#### RECORDS SUPPLIED ####

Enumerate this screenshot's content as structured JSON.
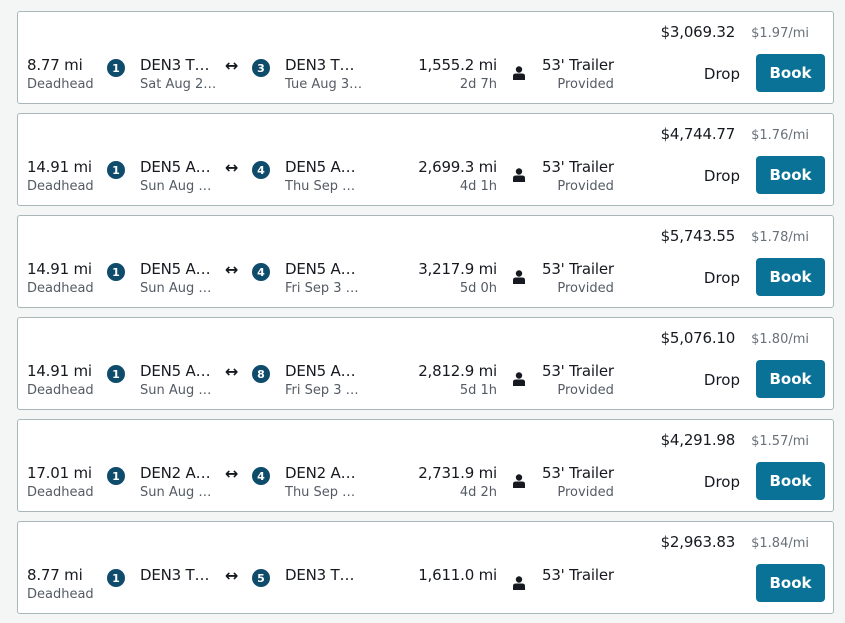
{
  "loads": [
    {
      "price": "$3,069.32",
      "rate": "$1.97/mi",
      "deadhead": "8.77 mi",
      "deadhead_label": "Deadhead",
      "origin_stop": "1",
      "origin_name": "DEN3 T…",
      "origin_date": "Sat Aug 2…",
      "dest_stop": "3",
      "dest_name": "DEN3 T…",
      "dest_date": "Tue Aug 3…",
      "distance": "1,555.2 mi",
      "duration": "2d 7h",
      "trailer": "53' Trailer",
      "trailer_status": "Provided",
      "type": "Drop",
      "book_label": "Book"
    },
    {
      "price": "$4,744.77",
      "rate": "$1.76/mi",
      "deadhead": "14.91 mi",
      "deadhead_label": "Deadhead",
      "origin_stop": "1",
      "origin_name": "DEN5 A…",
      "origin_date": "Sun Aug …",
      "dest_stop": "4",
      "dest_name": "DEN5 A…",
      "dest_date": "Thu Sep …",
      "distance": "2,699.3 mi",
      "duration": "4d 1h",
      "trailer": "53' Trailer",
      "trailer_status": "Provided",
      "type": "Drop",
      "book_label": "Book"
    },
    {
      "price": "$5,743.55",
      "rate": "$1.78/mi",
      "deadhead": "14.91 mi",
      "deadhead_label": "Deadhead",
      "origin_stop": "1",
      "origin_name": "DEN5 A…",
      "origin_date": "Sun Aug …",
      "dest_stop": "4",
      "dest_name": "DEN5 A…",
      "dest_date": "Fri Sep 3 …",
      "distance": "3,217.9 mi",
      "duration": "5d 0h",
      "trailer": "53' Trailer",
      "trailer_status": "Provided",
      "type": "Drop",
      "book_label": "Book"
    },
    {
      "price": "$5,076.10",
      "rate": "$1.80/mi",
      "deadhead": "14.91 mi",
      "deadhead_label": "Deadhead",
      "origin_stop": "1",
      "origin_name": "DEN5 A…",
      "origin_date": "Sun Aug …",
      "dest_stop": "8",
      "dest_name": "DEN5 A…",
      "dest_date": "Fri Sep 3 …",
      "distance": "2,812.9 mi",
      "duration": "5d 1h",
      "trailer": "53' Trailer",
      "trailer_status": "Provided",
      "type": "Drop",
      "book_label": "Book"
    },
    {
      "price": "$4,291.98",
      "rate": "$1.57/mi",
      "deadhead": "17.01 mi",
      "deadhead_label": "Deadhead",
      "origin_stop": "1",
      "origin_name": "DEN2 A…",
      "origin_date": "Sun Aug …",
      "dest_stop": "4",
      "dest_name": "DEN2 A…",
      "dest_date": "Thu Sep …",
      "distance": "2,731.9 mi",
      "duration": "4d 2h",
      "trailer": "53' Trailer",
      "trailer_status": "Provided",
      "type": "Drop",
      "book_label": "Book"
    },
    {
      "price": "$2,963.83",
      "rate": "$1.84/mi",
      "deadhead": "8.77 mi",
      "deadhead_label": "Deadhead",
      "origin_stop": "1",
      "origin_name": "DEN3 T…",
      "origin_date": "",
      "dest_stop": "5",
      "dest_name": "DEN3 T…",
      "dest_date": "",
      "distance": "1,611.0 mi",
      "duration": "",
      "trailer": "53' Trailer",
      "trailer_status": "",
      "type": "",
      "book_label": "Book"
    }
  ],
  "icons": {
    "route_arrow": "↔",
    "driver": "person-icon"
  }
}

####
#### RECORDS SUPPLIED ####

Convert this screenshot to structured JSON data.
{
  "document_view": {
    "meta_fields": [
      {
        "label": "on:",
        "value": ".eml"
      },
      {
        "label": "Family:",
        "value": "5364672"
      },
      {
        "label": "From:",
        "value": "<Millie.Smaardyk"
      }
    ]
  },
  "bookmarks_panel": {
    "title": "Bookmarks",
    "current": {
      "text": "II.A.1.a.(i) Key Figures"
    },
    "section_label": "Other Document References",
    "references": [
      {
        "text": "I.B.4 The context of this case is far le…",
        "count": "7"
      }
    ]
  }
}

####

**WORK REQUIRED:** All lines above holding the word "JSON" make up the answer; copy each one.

**COMPLETED TASK:**
Enumerate this screenshot's content as structured JSON.
Convert this screenshot to structured JSON data.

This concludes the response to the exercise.